RECORDS FOR PROCESSING:

────────────────────

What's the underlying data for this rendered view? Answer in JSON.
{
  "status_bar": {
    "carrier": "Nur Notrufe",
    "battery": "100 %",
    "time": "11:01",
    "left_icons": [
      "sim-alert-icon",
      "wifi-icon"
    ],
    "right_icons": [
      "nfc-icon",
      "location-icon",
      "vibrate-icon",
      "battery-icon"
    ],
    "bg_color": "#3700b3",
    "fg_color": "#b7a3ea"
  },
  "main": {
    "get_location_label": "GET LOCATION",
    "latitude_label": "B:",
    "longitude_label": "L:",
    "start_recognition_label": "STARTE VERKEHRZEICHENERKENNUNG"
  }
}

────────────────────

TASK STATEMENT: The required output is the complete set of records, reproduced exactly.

YOUR SOLUTION:
What's the underlying data for this rendered view? Answer in JSON.
{
  "status_bar": {
    "carrier": "Nur Notrufe",
    "battery": "100 %",
    "time": "11:01",
    "left_icons": [
      "sim-alert-icon",
      "wifi-icon"
    ],
    "right_icons": [
      "nfc-icon",
      "location-icon",
      "vibrate-icon",
      "battery-icon"
    ],
    "bg_color": "#3700b3",
    "fg_color": "#b7a3ea"
  },
  "main": {
    "get_location_label": "GET LOCATION",
    "latitude_label": "B:",
    "longitude_label": "L:",
    "start_recognition_label": "STARTE VERKEHRZEICHENERKENNUNG"
  }
}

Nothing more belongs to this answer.